> _Exercise objective_
The expected output is the full set of entries, retyped verbatim, pictures excluded.

■ ■ ■ ■ ■ ■ ■

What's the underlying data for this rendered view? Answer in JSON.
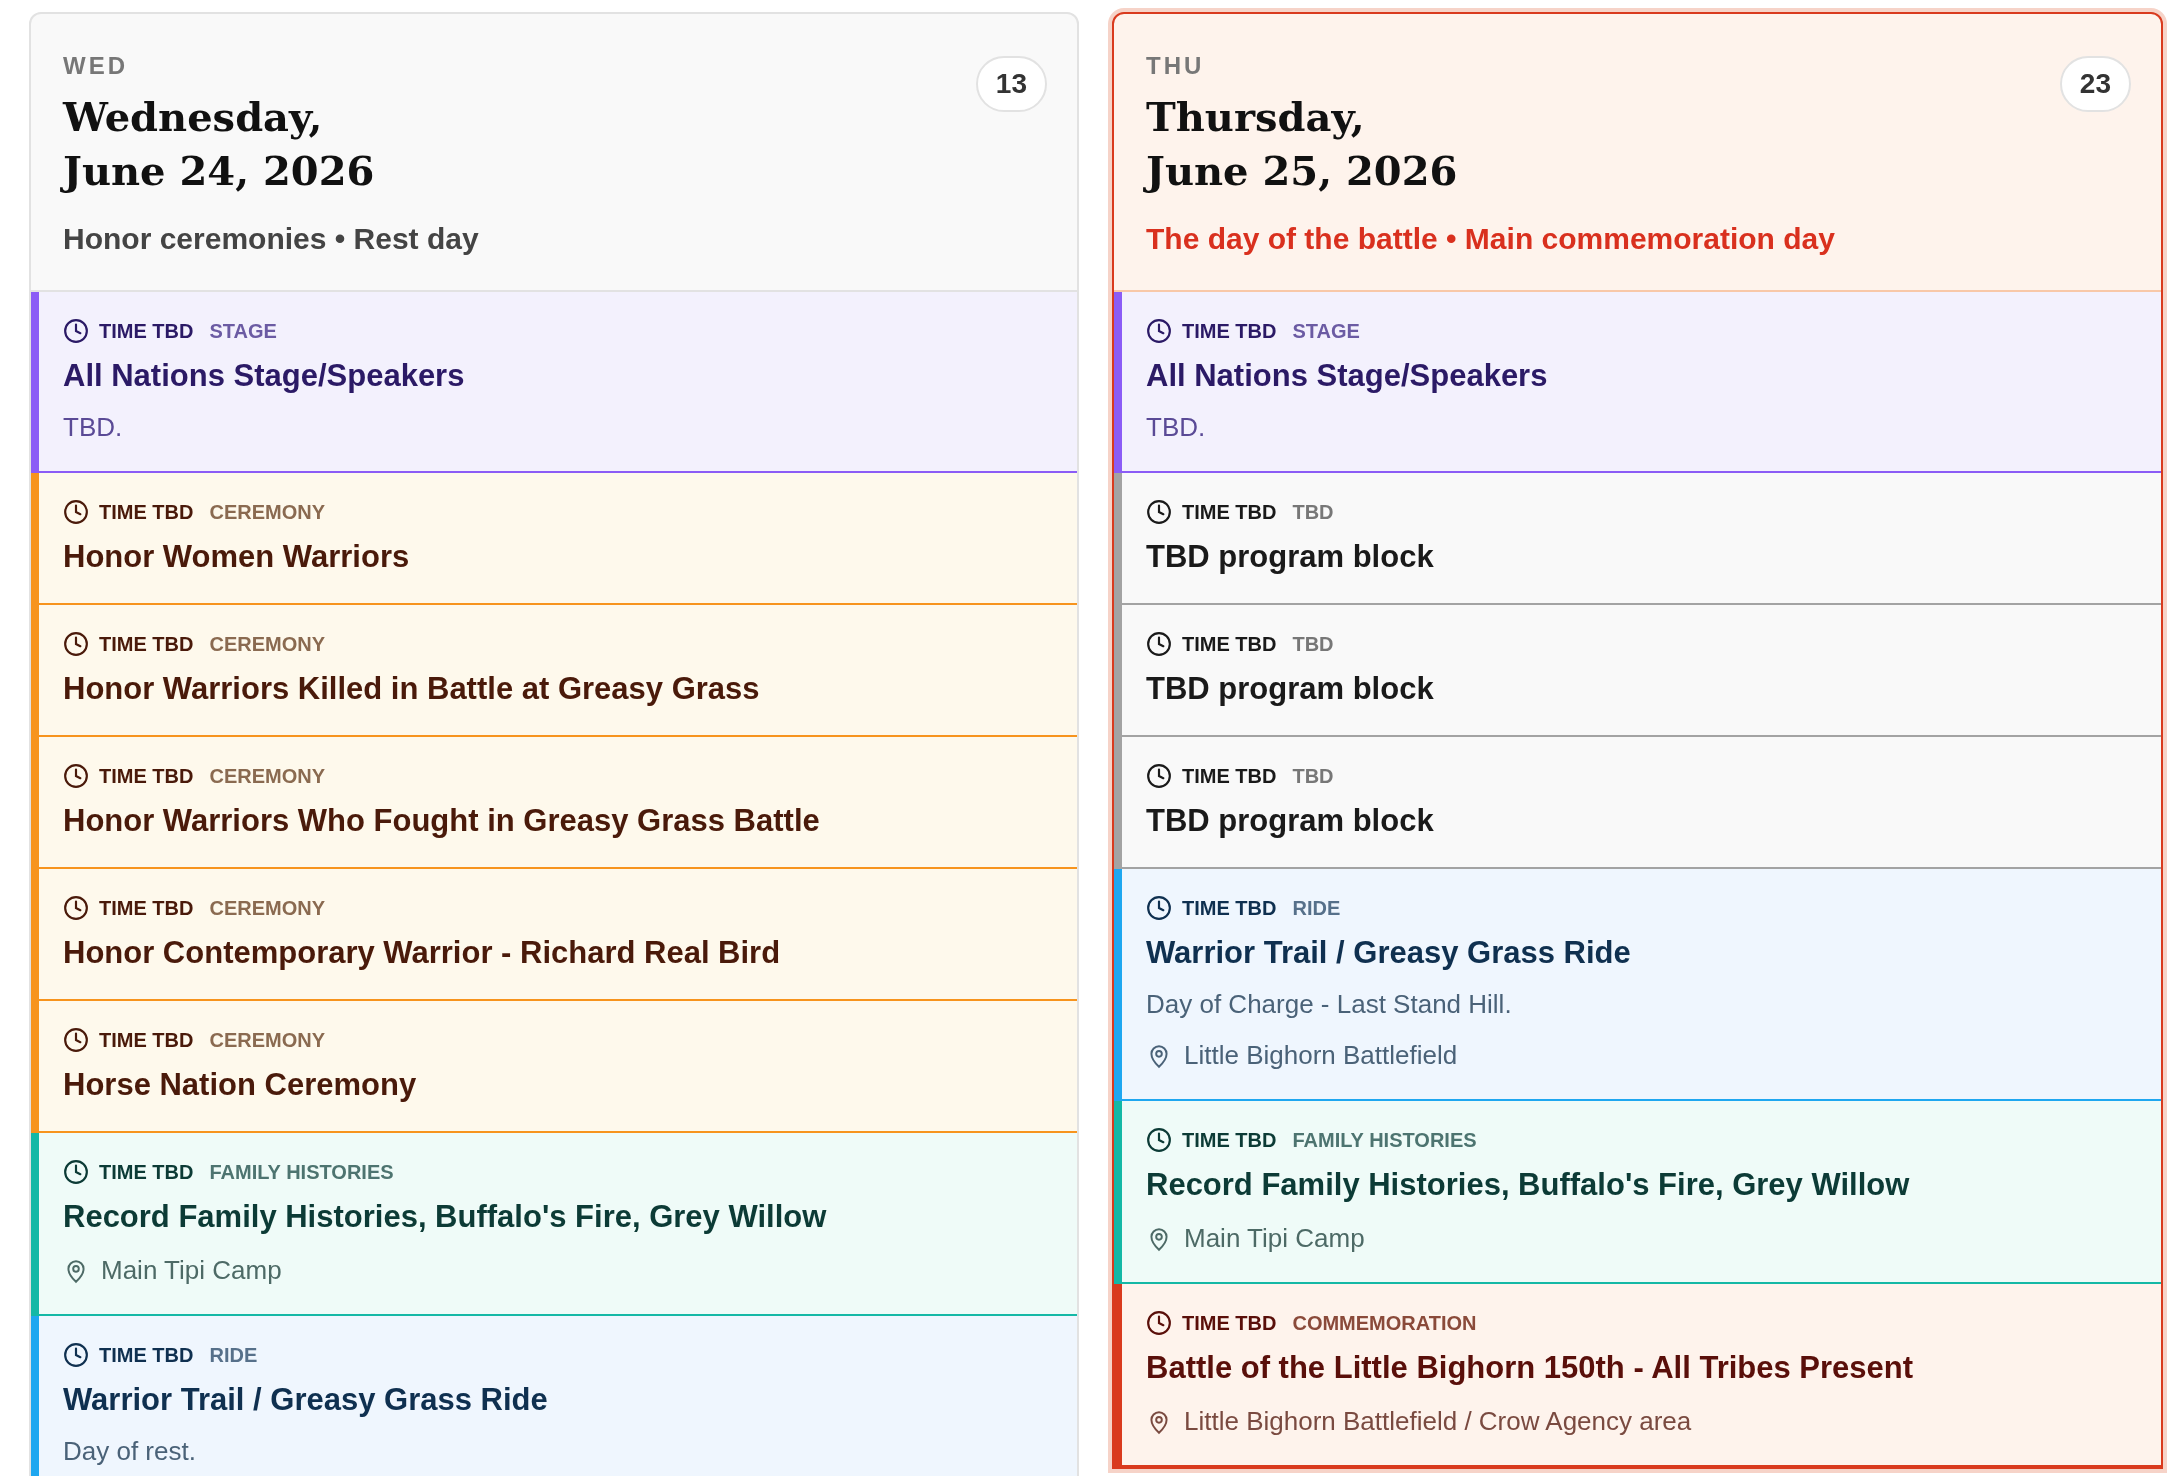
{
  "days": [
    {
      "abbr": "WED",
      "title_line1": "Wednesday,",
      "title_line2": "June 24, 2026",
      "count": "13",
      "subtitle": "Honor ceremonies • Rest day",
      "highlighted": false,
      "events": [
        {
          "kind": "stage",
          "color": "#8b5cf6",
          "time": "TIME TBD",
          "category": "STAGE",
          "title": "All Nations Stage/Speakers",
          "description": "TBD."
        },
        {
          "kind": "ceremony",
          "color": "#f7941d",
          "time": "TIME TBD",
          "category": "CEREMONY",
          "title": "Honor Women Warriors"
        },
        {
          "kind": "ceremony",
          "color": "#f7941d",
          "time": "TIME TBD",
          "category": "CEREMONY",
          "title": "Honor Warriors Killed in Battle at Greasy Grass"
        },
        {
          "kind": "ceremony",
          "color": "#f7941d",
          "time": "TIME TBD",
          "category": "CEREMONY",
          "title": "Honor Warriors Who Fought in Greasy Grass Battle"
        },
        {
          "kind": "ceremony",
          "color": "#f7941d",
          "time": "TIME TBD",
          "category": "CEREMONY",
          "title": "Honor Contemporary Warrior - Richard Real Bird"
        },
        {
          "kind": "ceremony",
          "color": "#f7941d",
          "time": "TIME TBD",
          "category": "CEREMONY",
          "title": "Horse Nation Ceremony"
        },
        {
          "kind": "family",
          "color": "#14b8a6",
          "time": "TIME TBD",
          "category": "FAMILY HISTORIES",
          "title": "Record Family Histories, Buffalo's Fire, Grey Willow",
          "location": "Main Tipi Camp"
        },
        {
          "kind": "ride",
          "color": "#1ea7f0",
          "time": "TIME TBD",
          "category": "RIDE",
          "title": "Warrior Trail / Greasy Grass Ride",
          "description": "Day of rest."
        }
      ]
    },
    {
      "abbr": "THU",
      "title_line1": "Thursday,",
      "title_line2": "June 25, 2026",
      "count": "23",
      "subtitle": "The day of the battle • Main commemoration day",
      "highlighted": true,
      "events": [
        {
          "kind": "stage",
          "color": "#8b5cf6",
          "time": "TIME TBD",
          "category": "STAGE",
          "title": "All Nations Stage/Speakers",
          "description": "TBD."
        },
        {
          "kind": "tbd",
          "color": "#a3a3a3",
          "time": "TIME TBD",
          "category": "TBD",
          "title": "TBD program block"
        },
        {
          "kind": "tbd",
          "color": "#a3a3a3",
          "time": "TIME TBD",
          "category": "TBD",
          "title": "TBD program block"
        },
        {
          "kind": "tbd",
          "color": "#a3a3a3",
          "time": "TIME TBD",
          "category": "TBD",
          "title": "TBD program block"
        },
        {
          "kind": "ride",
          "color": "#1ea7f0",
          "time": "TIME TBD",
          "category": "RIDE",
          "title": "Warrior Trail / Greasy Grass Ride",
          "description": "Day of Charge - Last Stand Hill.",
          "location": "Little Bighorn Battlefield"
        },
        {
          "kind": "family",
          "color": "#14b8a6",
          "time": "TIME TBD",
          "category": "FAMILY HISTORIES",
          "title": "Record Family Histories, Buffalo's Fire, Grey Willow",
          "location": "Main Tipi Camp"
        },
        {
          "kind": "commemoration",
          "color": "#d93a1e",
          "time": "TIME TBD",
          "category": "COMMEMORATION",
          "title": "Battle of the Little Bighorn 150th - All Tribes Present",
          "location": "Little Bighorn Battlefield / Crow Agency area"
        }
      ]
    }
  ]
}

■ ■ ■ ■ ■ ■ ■

> _Solved exercise_
What's the underlying data for this rendered view? Answer in JSON.
{
  "days": [
    {
      "abbr": "WED",
      "title_line1": "Wednesday,",
      "title_line2": "June 24, 2026",
      "count": "13",
      "subtitle": "Honor ceremonies • Rest day",
      "highlighted": false,
      "events": [
        {
          "kind": "stage",
          "color": "#8b5cf6",
          "time": "TIME TBD",
          "category": "STAGE",
          "title": "All Nations Stage/Speakers",
          "description": "TBD."
        },
        {
          "kind": "ceremony",
          "color": "#f7941d",
          "time": "TIME TBD",
          "category": "CEREMONY",
          "title": "Honor Women Warriors"
        },
        {
          "kind": "ceremony",
          "color": "#f7941d",
          "time": "TIME TBD",
          "category": "CEREMONY",
          "title": "Honor Warriors Killed in Battle at Greasy Grass"
        },
        {
          "kind": "ceremony",
          "color": "#f7941d",
          "time": "TIME TBD",
          "category": "CEREMONY",
          "title": "Honor Warriors Who Fought in Greasy Grass Battle"
        },
        {
          "kind": "ceremony",
          "color": "#f7941d",
          "time": "TIME TBD",
          "category": "CEREMONY",
          "title": "Honor Contemporary Warrior - Richard Real Bird"
        },
        {
          "kind": "ceremony",
          "color": "#f7941d",
          "time": "TIME TBD",
          "category": "CEREMONY",
          "title": "Horse Nation Ceremony"
        },
        {
          "kind": "family",
          "color": "#14b8a6",
          "time": "TIME TBD",
          "category": "FAMILY HISTORIES",
          "title": "Record Family Histories, Buffalo's Fire, Grey Willow",
          "location": "Main Tipi Camp"
        },
        {
          "kind": "ride",
          "color": "#1ea7f0",
          "time": "TIME TBD",
          "category": "RIDE",
          "title": "Warrior Trail / Greasy Grass Ride",
          "description": "Day of rest."
        }
      ]
    },
    {
      "abbr": "THU",
      "title_line1": "Thursday,",
      "title_line2": "June 25, 2026",
      "count": "23",
      "subtitle": "The day of the battle • Main commemoration day",
      "highlighted": true,
      "events": [
        {
          "kind": "stage",
          "color": "#8b5cf6",
          "time": "TIME TBD",
          "category": "STAGE",
          "title": "All Nations Stage/Speakers",
          "description": "TBD."
        },
        {
          "kind": "tbd",
          "color": "#a3a3a3",
          "time": "TIME TBD",
          "category": "TBD",
          "title": "TBD program block"
        },
        {
          "kind": "tbd",
          "color": "#a3a3a3",
          "time": "TIME TBD",
          "category": "TBD",
          "title": "TBD program block"
        },
        {
          "kind": "tbd",
          "color": "#a3a3a3",
          "time": "TIME TBD",
          "category": "TBD",
          "title": "TBD program block"
        },
        {
          "kind": "ride",
          "color": "#1ea7f0",
          "time": "TIME TBD",
          "category": "RIDE",
          "title": "Warrior Trail / Greasy Grass Ride",
          "description": "Day of Charge - Last Stand Hill.",
          "location": "Little Bighorn Battlefield"
        },
        {
          "kind": "family",
          "color": "#14b8a6",
          "time": "TIME TBD",
          "category": "FAMILY HISTORIES",
          "title": "Record Family Histories, Buffalo's Fire, Grey Willow",
          "location": "Main Tipi Camp"
        },
        {
          "kind": "commemoration",
          "color": "#d93a1e",
          "time": "TIME TBD",
          "category": "COMMEMORATION",
          "title": "Battle of the Little Bighorn 150th - All Tribes Present",
          "location": "Little Bighorn Battlefield / Crow Agency area"
        }
      ]
    }
  ]
}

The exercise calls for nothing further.